Rounds' victory was one of South Dakota's greatest political upsets. Until late in 2001, then-Congressman John Thune was the front-runner for the nomination. When Thune passed on the race in order to challenge Senator Tim Johnson, state Attorney General Mark Barnett and former Lieutenant Governor Steve T. Kirby quickly became candidates. Rounds declared his candidacy late, in December 2001 and was out-raised and outspent ten-to-one by each of his opponents.
However, the contest between Kirby and Barnett soon became very negative and "dirty". Barnett attacked Kirby for not investing in companies based in South Dakota and for his involvement with Collagenesis, a company which removed skin from donated human cadavers and processed them for use. It became the subject of a massive scandal when it was revealed that the company was using the skins for much more lucrative cosmetic surgery like lip and penis enhancements while burn victims "lie waiting in hospitals as nurses scour the country for skin to cover their wounds, even though skin is in plentiful supply for plastic surgeons". Kirby invested in the company after the scandal broke and Barnett attacked him for it in television advertisements. However, the advertisements backfired because "the claims were so outlandish, that people thought for sure that they were exaggerated or completely fabricated."
As the two front-runners concentrated on attacking each other, Rounds insisted on running a positive campaign and was not attacked by his opponents. Rounds' positive image and extensive knowledge of state government won him many supporters who were alienated by the front-runners.

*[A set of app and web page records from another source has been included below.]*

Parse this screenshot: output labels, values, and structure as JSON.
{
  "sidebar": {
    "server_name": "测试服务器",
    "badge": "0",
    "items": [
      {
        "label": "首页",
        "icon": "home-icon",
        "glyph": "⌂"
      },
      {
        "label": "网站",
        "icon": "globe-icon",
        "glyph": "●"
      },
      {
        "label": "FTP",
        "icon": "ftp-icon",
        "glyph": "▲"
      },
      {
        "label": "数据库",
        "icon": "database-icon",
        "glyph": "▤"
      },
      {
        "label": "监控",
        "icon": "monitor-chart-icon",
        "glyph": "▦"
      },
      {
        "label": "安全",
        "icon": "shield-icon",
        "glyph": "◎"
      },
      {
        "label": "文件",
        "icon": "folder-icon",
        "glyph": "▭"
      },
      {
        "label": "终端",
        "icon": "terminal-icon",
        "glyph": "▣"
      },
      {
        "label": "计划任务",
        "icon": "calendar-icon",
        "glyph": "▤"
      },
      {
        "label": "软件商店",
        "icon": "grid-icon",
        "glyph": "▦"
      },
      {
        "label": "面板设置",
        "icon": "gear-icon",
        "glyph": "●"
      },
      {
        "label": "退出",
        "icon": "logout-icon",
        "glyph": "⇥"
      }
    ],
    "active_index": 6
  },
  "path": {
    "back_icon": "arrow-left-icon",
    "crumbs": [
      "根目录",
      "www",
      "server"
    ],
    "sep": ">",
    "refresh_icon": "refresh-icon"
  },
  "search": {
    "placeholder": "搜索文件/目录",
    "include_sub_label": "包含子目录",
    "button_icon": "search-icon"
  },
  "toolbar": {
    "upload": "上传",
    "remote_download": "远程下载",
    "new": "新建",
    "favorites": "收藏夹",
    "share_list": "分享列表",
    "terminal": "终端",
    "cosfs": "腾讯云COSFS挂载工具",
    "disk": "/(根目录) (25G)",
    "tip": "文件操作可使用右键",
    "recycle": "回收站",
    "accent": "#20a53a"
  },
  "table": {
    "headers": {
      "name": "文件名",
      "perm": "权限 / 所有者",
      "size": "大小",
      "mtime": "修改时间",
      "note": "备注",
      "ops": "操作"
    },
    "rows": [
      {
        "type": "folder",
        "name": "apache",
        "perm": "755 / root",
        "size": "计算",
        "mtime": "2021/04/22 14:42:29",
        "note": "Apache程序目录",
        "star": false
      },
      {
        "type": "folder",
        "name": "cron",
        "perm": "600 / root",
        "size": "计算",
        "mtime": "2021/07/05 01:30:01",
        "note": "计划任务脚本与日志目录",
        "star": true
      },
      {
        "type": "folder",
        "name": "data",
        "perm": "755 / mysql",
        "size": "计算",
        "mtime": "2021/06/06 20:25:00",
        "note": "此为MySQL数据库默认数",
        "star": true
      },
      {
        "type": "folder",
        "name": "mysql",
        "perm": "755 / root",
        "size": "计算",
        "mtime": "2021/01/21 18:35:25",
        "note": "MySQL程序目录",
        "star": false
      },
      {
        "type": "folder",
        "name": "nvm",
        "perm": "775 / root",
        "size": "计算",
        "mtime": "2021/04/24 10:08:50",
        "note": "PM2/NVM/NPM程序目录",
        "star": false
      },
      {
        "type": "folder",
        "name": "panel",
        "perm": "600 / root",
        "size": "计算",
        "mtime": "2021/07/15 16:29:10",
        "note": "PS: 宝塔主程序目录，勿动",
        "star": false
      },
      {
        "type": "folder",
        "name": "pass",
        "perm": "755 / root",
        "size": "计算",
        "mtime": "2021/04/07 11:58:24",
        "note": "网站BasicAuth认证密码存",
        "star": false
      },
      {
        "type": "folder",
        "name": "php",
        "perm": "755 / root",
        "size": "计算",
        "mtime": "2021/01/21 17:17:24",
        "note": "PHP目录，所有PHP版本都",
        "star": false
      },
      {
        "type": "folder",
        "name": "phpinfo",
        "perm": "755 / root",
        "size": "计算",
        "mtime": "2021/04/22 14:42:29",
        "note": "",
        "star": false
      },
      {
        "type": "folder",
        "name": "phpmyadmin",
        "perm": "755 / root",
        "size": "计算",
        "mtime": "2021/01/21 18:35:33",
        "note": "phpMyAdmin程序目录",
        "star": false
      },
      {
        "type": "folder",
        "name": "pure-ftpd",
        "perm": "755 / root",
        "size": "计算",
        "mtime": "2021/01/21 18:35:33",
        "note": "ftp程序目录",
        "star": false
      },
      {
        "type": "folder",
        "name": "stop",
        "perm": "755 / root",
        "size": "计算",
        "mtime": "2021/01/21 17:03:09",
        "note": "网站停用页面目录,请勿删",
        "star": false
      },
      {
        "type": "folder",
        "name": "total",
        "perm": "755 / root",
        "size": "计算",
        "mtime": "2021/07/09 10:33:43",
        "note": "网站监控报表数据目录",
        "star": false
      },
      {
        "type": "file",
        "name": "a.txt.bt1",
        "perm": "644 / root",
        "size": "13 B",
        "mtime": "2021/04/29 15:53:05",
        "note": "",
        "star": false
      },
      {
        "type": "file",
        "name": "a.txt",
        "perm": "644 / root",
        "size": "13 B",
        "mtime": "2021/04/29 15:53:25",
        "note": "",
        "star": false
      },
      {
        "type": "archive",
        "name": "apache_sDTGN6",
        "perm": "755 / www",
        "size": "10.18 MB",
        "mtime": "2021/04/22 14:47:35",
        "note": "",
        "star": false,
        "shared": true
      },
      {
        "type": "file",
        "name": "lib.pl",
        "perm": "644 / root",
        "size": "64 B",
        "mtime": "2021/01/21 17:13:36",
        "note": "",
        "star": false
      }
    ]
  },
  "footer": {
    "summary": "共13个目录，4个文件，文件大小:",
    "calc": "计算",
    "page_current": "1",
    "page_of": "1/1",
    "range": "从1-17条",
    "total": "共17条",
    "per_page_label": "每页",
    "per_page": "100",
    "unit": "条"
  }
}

On the day of the primary election, Rounds won a stunning victory, with 44.3% of the vote to Barnett's 29.5% and Kirby's 26.1%.